» **Given records**:

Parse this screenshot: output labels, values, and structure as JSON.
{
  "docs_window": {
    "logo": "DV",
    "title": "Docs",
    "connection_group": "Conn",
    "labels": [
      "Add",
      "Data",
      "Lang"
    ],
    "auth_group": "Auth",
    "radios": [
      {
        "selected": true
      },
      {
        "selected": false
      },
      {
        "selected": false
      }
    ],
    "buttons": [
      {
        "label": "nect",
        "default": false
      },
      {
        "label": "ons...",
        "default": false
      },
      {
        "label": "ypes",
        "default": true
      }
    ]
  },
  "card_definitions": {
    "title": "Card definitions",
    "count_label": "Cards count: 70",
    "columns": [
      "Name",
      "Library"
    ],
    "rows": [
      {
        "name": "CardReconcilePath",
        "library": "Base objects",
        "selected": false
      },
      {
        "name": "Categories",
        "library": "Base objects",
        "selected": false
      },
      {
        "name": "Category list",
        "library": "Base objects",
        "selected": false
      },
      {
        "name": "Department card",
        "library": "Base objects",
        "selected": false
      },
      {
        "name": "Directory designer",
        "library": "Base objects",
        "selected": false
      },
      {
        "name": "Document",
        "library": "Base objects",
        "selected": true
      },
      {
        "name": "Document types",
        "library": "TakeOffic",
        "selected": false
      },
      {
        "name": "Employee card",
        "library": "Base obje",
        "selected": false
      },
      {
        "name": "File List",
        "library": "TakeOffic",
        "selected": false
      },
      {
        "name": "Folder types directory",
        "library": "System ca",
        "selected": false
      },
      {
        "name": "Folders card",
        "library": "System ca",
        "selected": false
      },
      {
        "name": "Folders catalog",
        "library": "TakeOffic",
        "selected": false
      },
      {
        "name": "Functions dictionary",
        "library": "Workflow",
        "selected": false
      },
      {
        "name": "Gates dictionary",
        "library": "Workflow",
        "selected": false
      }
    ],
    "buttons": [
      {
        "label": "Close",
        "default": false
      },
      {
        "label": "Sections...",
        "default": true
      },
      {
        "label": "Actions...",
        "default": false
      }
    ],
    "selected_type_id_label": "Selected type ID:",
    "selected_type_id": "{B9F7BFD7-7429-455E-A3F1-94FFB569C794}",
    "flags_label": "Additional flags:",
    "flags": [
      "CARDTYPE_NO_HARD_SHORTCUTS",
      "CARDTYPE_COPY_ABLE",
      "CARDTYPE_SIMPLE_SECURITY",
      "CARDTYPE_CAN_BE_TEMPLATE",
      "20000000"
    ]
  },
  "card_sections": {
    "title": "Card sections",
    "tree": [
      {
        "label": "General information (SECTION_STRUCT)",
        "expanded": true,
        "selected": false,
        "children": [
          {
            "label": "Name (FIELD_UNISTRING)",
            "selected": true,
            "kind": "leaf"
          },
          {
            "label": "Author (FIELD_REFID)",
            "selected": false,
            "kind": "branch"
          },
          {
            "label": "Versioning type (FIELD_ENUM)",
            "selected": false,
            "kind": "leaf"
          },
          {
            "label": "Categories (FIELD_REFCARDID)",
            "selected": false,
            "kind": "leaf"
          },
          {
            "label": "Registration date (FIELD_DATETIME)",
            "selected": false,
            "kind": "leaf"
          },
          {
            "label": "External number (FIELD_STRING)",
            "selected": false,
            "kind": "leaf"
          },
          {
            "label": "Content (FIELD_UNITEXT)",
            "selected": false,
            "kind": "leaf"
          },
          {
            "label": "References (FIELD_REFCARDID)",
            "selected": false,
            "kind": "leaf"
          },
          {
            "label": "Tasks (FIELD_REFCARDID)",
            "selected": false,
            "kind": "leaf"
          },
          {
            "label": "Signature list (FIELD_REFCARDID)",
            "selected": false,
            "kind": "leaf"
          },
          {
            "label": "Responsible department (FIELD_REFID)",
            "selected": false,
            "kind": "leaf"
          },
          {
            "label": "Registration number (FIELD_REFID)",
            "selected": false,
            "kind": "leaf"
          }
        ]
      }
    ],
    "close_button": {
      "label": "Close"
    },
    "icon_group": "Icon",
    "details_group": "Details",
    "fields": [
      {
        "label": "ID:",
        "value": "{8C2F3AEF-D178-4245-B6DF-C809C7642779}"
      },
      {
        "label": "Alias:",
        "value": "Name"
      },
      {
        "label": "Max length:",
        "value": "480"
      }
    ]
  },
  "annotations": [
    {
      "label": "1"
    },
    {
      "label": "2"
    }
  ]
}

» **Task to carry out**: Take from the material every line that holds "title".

» **Output for this exercise**:
    "title": "Docs",
    "title": "Card definitions",
    "title": "Card sections",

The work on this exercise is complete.